#### THE PROBLEM:
Identical copies of all the records below are needed.

(Data records for software interfaces)
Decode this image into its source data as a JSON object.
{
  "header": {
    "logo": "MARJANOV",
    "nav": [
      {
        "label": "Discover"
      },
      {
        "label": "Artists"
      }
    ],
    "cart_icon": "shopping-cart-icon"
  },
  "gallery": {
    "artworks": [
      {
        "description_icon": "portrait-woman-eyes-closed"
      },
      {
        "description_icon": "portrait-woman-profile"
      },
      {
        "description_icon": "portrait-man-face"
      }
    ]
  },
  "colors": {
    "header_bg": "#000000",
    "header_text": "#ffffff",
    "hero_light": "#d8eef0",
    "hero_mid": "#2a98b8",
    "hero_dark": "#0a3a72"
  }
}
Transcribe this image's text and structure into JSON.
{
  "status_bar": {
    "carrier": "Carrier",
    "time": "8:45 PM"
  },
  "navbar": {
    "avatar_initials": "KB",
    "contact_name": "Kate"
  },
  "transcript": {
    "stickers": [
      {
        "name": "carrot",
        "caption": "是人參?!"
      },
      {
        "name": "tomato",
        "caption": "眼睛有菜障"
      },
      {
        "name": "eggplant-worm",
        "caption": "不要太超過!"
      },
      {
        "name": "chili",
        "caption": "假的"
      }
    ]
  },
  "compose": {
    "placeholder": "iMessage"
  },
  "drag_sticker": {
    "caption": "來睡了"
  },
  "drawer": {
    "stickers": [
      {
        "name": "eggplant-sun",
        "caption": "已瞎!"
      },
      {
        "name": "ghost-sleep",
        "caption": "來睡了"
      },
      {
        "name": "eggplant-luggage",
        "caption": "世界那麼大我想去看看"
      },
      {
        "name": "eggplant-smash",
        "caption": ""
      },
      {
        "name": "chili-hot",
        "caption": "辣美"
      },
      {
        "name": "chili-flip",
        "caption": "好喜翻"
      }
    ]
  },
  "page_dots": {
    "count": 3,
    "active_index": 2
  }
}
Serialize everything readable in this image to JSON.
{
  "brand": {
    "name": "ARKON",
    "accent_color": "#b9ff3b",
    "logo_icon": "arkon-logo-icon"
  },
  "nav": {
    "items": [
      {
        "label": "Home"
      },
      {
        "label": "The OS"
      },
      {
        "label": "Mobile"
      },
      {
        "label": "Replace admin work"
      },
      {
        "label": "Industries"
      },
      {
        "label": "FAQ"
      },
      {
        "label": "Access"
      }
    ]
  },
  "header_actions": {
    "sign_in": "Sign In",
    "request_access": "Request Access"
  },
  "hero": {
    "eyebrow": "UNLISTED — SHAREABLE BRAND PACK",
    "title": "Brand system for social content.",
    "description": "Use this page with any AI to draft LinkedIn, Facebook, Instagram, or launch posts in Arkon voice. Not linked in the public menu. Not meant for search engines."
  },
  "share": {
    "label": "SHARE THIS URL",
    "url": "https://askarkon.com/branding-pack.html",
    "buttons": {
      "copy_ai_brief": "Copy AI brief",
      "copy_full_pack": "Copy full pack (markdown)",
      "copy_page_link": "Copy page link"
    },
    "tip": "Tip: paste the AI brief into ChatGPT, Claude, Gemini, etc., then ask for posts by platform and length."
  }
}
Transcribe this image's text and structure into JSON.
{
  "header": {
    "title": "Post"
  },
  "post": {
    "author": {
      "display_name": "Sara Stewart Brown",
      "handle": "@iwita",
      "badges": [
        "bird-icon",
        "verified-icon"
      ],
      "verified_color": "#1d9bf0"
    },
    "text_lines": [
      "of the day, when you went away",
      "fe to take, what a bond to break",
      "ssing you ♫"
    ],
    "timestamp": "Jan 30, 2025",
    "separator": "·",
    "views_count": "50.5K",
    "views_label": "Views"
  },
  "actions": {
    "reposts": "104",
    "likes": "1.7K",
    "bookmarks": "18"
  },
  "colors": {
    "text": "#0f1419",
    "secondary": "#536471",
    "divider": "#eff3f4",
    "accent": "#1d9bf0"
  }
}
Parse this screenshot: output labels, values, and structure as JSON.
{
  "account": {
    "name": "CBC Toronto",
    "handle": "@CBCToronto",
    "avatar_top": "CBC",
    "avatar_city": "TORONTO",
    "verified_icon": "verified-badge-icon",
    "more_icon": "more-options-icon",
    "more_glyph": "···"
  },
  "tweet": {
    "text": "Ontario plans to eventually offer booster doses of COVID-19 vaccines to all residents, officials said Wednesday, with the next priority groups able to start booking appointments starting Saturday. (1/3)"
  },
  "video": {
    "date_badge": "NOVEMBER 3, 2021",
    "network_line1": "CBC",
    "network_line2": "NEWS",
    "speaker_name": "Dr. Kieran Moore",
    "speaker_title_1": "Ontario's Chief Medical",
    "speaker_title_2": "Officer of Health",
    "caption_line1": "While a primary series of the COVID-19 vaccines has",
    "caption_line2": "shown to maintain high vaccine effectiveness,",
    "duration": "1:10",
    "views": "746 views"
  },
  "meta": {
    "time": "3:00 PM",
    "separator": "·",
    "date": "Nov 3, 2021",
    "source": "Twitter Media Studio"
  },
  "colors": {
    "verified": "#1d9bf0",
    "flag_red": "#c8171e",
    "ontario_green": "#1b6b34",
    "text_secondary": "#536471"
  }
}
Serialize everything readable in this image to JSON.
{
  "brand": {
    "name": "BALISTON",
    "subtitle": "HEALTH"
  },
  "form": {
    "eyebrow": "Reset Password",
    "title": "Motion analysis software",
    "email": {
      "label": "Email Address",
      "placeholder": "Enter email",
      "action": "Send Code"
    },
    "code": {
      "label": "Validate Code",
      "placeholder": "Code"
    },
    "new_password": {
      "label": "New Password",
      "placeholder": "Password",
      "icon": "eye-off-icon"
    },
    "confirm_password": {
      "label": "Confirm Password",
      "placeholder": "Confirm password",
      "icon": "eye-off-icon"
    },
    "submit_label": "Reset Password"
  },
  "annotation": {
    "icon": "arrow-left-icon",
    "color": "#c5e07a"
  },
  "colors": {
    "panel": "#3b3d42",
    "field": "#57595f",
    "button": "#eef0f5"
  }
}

#### ANSWER BELOW:
Decode this image into its source data as a JSON object.
{
  "header": {
    "logo": "MARJANOV",
    "nav": [
      {
        "label": "Discover"
      },
      {
        "label": "Artists"
      }
    ],
    "cart_icon": "shopping-cart-icon"
  },
  "gallery": {
    "artworks": [
      {
        "description_icon": "portrait-woman-eyes-closed"
      },
      {
        "description_icon": "portrait-woman-profile"
      },
      {
        "description_icon": "portrait-man-face"
      }
    ]
  },
  "colors": {
    "header_bg": "#000000",
    "header_text": "#ffffff",
    "hero_light": "#d8eef0",
    "hero_mid": "#2a98b8",
    "hero_dark": "#0a3a72"
  }
}
Transcribe this image's text and structure into JSON.
{
  "status_bar": {
    "carrier": "Carrier",
    "time": "8:45 PM"
  },
  "navbar": {
    "avatar_initials": "KB",
    "contact_name": "Kate"
  },
  "transcript": {
    "stickers": [
      {
        "name": "carrot",
        "caption": "是人參?!"
      },
      {
        "name": "tomato",
        "caption": "眼睛有菜障"
      },
      {
        "name": "eggplant-worm",
        "caption": "不要太超過!"
      },
      {
        "name": "chili",
        "caption": "假的"
      }
    ]
  },
  "compose": {
    "placeholder": "iMessage"
  },
  "drag_sticker": {
    "caption": "來睡了"
  },
  "drawer": {
    "stickers": [
      {
        "name": "eggplant-sun",
        "caption": "已瞎!"
      },
      {
        "name": "ghost-sleep",
        "caption": "來睡了"
      },
      {
        "name": "eggplant-luggage",
        "caption": "世界那麼大我想去看看"
      },
      {
        "name": "eggplant-smash",
        "caption": ""
      },
      {
        "name": "chili-hot",
        "caption": "辣美"
      },
      {
        "name": "chili-flip",
        "caption": "好喜翻"
      }
    ]
  },
  "page_dots": {
    "count": 3,
    "active_index": 2
  }
}
Serialize everything readable in this image to JSON.
{
  "brand": {
    "name": "ARKON",
    "accent_color": "#b9ff3b",
    "logo_icon": "arkon-logo-icon"
  },
  "nav": {
    "items": [
      {
        "label": "Home"
      },
      {
        "label": "The OS"
      },
      {
        "label": "Mobile"
      },
      {
        "label": "Replace admin work"
      },
      {
        "label": "Industries"
      },
      {
        "label": "FAQ"
      },
      {
        "label": "Access"
      }
    ]
  },
  "header_actions": {
    "sign_in": "Sign In",
    "request_access": "Request Access"
  },
  "hero": {
    "eyebrow": "UNLISTED — SHAREABLE BRAND PACK",
    "title": "Brand system for social content.",
    "description": "Use this page with any AI to draft LinkedIn, Facebook, Instagram, or launch posts in Arkon voice. Not linked in the public menu. Not meant for search engines."
  },
  "share": {
    "label": "SHARE THIS URL",
    "url": "https://askarkon.com/branding-pack.html",
    "buttons": {
      "copy_ai_brief": "Copy AI brief",
      "copy_full_pack": "Copy full pack (markdown)",
      "copy_page_link": "Copy page link"
    },
    "tip": "Tip: paste the AI brief into ChatGPT, Claude, Gemini, etc., then ask for posts by platform and length."
  }
}
Transcribe this image's text and structure into JSON.
{
  "header": {
    "title": "Post"
  },
  "post": {
    "author": {
      "display_name": "Sara Stewart Brown",
      "handle": "@iwita",
      "badges": [
        "bird-icon",
        "verified-icon"
      ],
      "verified_color": "#1d9bf0"
    },
    "text_lines": [
      "of the day, when you went away",
      "fe to take, what a bond to break",
      "ssing you ♫"
    ],
    "timestamp": "Jan 30, 2025",
    "separator": "·",
    "views_count": "50.5K",
    "views_label": "Views"
  },
  "actions": {
    "reposts": "104",
    "likes": "1.7K",
    "bookmarks": "18"
  },
  "colors": {
    "text": "#0f1419",
    "secondary": "#536471",
    "divider": "#eff3f4",
    "accent": "#1d9bf0"
  }
}
Parse this screenshot: output labels, values, and structure as JSON.
{
  "account": {
    "name": "CBC Toronto",
    "handle": "@CBCToronto",
    "avatar_top": "CBC",
    "avatar_city": "TORONTO",
    "verified_icon": "verified-badge-icon",
    "more_icon": "more-options-icon",
    "more_glyph": "···"
  },
  "tweet": {
    "text": "Ontario plans to eventually offer booster doses of COVID-19 vaccines to all residents, officials said Wednesday, with the next priority groups able to start booking appointments starting Saturday. (1/3)"
  },
  "video": {
    "date_badge": "NOVEMBER 3, 2021",
    "network_line1": "CBC",
    "network_line2": "NEWS",
    "speaker_name": "Dr. Kieran Moore",
    "speaker_title_1": "Ontario's Chief Medical",
    "speaker_title_2": "Officer of Health",
    "caption_line1": "While a primary series of the COVID-19 vaccines has",
    "caption_line2": "shown to maintain high vaccine effectiveness,",
    "duration": "1:10",
    "views": "746 views"
  },
  "meta": {
    "time": "3:00 PM",
    "separator": "·",
    "date": "Nov 3, 2021",
    "source": "Twitter Media Studio"
  },
  "colors": {
    "verified": "#1d9bf0",
    "flag_red": "#c8171e",
    "ontario_green": "#1b6b34",
    "text_secondary": "#536471"
  }
}
Serialize everything readable in this image to JSON.
{
  "brand": {
    "name": "BALISTON",
    "subtitle": "HEALTH"
  },
  "form": {
    "eyebrow": "Reset Password",
    "title": "Motion analysis software",
    "email": {
      "label": "Email Address",
      "placeholder": "Enter email",
      "action": "Send Code"
    },
    "code": {
      "label": "Validate Code",
      "placeholder": "Code"
    },
    "new_password": {
      "label": "New Password",
      "placeholder": "Password",
      "icon": "eye-off-icon"
    },
    "confirm_password": {
      "label": "Confirm Password",
      "placeholder": "Confirm password",
      "icon": "eye-off-icon"
    },
    "submit_label": "Reset Password"
  },
  "annotation": {
    "icon": "arrow-left-icon",
    "color": "#c5e07a"
  },
  "colors": {
    "panel": "#3b3d42",
    "field": "#57595f",
    "button": "#eef0f5"
  }
}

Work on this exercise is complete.